You've just filed your Illinois tax return. And you're more than a little angry about how much you've paid in state taxes given the fiscal shenanigans in Springfield.
So you'd like to find out exactly how your tax dollars are being spent. But there is no easy way to track state spending. Of course, there isn't. Not in Illinois, where it's best to keep this information in the dark.
But some state lawmakers, along with the watchdog group Americans for Prosperity, want to give the public a tool to readily identify how state tax dollars are being spent. Under legislation before the General Assembly, the state would be required to create an "Illinois Accountability Portal" database on the Internet.
If you want to see how such a database would greatly increase transparency in state government, visit mapyourtaxes.mo.gov. That is the state of Missouri's accountability portal, held up as an example of what can be done in Illinois.
Missouri citizens can find out exactly how much is being spent on salaries -- both agency-wide and what specific individuals are being paid. They can get information on what is being spent, specifically, on travel, debt service, leases, to name a few. They can find out who is benefiting from state tax credits. They can get information on state contracts.
The federal government has a similar portal, USAspending.gov. Sen. Barack Obama helped lead the effort to get this Web site created.
Illinois citizens could certainly benefit from being able to shine this kind of bright, expansive spotlight on state spending. Members of the Illinois House certainly think so. The bill creating the Illinois Accountability Portal, sponsored by state Reps. Mike Tryon, a Crystal Lake Republican, and Jack Franks, a Woodstock Democrat, passed on a 108-0 vote.

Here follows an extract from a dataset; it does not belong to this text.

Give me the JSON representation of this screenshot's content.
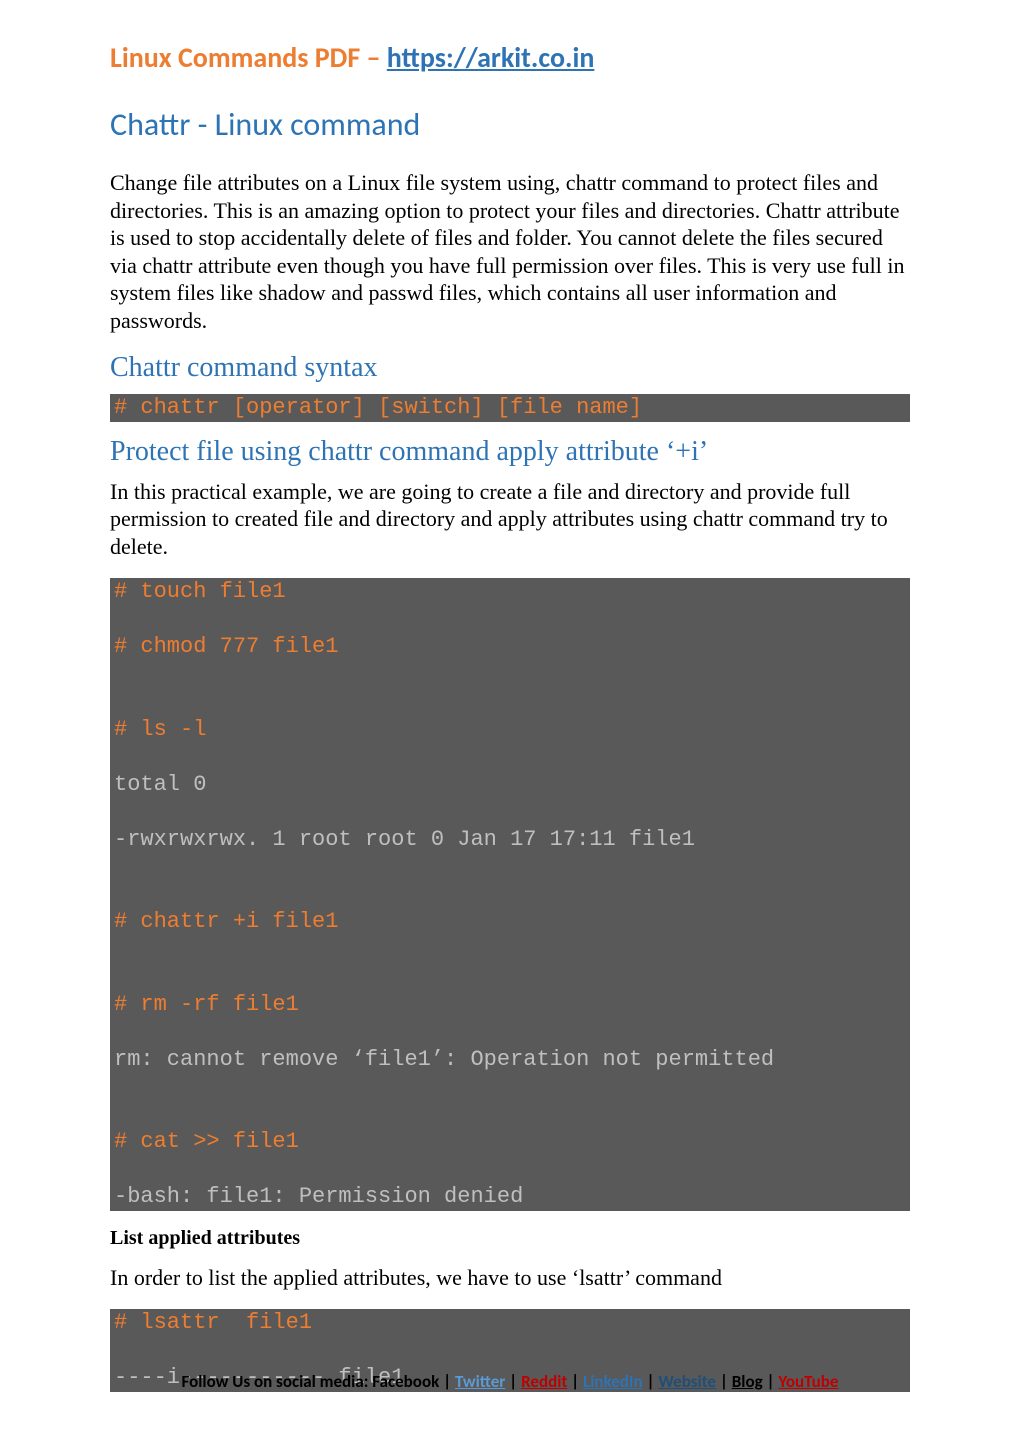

State Sens. Kirk Dillard, a Hinsdale Republican, and Pamela Althoff, also a Crystal Lake Republican, are hoping for similar success in their chamber.
"If there is a state that badly needs access to this information, it is Illinois," Dillard said.
He's right. The vampire that has for so long sucked the life out of honest, efficient government in Illinois needs to be put into the destructive light of the sun.
But there is some fear that the bill will not even make it out of the Senate Rules Committee, let alone be endorsed by Senate President Emil Jones and put out for a vote.
We see no reason to oppose this bill. The portal, which we hope could be imported into standard database programs, could be put in place for $100,000 or less. So cost is no issue. Unions representing front-line state workers say revealing their salaries would be an invasion of privacy. We don't see that, given state workers are public employees. Their salaries should be no secret. Legislation similar to this one got support in the last legislative session, though some lawmakers held off, saying they wanted a better bill. This one is better.
The prevailing view should be that a state citizenry that has seen more than its share of wasteful, extravagant spending in state government, not to mention corruption, should be given a chance to see, for themselves, how their wages that go to taxes are being spent. Only a state senator who fears accountability would keep this bill from becoming law.